Building the post 1949 State in China and Taiwan: Bureaucratic, Campaign, and Performative Modalities

Colloquium | March 5 | 4-6 p.m. | Institute of East Asian Studies (Golden Bear Center, 1995 University Ave., 5th floor), IEAS Conference Room

 Julia C. Strauss, Professor of Chinese Politics, University of London

 Brooks Jessup, Visiting Lecturer, Department of History, UC Berkeley

 Center for Chinese Studies (CCS)

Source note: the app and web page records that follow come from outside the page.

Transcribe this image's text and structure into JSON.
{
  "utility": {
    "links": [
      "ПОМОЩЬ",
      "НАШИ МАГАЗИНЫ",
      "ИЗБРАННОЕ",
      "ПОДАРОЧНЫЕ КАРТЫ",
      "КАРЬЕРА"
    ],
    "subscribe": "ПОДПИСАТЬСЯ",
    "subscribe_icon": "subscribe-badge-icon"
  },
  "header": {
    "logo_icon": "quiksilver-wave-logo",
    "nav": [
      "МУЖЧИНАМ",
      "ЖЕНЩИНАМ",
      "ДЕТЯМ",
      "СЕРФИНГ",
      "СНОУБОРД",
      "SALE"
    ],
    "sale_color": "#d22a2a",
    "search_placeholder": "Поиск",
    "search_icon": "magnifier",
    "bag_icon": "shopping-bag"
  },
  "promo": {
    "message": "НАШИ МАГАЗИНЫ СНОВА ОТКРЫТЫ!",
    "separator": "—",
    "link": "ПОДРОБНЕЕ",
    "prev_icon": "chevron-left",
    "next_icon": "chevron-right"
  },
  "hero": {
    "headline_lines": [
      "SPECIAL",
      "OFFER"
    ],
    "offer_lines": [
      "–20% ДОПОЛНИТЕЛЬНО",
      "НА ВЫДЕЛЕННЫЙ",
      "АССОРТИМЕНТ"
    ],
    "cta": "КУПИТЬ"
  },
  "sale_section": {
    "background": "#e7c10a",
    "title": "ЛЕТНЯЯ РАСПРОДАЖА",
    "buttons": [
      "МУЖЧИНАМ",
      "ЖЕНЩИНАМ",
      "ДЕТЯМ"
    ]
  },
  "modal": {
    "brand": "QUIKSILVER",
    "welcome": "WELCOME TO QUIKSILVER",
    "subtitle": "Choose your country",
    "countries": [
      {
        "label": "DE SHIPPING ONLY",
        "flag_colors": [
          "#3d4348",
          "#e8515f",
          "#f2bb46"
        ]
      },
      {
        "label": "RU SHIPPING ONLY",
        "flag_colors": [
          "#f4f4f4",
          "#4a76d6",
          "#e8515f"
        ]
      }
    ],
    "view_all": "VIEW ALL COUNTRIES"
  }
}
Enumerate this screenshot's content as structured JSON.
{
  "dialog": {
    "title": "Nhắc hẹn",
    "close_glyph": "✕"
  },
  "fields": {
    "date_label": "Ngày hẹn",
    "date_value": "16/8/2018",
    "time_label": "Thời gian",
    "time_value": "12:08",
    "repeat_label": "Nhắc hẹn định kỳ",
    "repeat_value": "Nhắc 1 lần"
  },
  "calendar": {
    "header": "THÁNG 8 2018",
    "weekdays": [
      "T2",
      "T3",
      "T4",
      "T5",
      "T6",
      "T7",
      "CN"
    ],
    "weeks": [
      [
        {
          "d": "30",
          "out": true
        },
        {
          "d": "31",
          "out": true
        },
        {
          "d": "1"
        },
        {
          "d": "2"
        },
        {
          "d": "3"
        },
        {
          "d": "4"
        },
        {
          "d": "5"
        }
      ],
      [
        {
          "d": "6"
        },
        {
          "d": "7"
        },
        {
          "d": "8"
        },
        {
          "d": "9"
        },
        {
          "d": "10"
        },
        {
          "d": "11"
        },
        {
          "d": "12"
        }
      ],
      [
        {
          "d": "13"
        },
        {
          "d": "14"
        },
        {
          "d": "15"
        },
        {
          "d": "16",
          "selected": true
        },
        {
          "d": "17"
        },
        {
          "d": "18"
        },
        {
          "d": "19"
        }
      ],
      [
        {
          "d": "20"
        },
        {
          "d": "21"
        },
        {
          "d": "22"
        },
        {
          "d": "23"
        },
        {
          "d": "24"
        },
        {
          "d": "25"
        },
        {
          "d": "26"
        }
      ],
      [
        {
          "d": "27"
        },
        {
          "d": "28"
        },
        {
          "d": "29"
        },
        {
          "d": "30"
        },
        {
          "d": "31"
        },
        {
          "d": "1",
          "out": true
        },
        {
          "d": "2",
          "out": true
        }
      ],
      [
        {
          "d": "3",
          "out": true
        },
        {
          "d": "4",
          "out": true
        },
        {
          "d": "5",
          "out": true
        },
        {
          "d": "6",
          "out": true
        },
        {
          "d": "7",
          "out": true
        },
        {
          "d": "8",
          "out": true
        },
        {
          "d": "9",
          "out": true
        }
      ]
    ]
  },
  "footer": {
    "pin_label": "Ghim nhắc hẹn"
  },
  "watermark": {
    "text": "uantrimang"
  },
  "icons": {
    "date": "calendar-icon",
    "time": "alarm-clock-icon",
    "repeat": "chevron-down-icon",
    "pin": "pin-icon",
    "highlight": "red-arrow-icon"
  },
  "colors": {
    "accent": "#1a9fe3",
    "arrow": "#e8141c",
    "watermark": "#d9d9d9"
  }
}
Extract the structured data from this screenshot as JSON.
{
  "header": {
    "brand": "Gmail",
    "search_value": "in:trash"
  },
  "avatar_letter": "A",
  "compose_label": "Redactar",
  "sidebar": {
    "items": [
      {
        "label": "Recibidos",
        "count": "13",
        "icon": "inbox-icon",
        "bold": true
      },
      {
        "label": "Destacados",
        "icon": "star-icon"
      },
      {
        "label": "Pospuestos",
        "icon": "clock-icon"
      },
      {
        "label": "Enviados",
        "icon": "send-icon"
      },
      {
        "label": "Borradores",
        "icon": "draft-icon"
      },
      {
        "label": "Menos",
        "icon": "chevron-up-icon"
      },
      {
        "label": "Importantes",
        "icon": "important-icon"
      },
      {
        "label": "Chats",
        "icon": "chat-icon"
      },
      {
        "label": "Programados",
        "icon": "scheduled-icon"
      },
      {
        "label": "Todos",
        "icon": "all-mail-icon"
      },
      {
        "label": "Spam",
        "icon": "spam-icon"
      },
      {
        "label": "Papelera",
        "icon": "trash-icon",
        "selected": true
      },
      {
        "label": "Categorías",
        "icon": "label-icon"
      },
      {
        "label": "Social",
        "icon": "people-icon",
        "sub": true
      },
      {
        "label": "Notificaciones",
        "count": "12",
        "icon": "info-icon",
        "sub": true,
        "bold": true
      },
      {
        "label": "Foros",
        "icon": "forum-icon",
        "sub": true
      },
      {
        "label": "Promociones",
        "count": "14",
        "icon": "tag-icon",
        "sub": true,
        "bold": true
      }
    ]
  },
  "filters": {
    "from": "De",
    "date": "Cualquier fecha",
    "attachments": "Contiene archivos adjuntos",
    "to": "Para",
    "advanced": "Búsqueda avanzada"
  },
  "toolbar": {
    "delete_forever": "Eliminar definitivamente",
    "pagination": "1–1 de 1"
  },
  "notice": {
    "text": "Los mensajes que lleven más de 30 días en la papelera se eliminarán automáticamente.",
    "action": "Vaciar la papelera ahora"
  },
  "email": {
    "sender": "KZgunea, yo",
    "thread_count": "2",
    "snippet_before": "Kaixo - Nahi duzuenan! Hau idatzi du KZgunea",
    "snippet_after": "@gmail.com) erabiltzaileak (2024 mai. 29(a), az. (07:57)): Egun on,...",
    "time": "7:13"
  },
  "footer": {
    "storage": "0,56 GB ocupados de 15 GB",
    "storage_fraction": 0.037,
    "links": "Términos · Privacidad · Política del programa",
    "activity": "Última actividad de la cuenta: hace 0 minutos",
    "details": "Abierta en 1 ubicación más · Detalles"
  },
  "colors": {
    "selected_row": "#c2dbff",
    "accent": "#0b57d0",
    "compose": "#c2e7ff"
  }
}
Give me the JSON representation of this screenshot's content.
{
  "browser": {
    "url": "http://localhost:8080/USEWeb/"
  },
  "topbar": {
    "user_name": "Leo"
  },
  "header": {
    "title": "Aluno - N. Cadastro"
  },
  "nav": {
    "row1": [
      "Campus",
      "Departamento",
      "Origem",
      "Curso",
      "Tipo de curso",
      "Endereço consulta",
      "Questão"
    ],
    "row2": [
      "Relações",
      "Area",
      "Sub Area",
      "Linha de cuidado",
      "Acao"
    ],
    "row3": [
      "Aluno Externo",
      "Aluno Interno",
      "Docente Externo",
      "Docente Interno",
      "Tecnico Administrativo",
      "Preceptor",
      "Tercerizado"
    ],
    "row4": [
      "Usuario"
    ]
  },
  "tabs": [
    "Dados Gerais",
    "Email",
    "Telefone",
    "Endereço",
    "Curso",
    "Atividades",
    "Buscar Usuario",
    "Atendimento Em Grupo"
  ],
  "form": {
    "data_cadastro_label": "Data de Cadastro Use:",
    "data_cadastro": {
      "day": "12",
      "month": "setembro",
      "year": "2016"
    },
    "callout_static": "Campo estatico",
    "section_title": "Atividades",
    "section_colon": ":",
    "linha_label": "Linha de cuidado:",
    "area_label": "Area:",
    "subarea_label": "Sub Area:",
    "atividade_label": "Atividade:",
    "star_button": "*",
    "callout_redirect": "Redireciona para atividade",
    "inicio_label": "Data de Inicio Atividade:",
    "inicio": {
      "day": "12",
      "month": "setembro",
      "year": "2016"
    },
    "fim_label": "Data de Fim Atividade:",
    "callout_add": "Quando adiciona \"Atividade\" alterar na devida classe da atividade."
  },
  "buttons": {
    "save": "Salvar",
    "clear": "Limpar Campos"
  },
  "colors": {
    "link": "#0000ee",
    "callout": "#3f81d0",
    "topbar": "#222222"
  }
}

By the late 1950s, the People’s Republic of China (PRC) and Republic of China (ROC) stood as exemplars of success for both “revolutionary” and “conservative” variants of the modern state. However, in 1949 these two regimes had an overlooked yet substantial amount in common in structure and state building agendas. Both were highly militarized Leninist single party states that needed to simultaneously create effective state institutions, dispatch political enemies, establish the prerequisites for the modernization of the economy, and mobilize support in areas where their connections to local society were weak to non-existent. Juxtaposition of the PRC in Sunan (Southern Jiangsu) with the ROC in Taiwan, illustrates that each relied on a fluctuating mix of bureaucratic and campaign modalities to implement similar policies each deemed essential to state building – the dispatch of enemies of the state, and the implementation of land reform. However, the ways in which campaigns against subversives and for land reform were publicly performed pointed to key differences in each’s core values, how it represented itself, and how it attempted to generate legitimacy. In Sunan campaigns were deployed in a highly public way that erased intermediary organizations between state and society, encouraged violent “high tides”, and required a mobilized public to emotionally merge with the state in excising enemies from the body politic. Conversely, campaigns in Taiwan were implemented and justified in a manner that stressed law, procedure, and gradualist technocracy. These early modalities of policy implementation continued to structure state building and policy implementation long after these early years of regime consolidation.

 ccs@berkeley.edu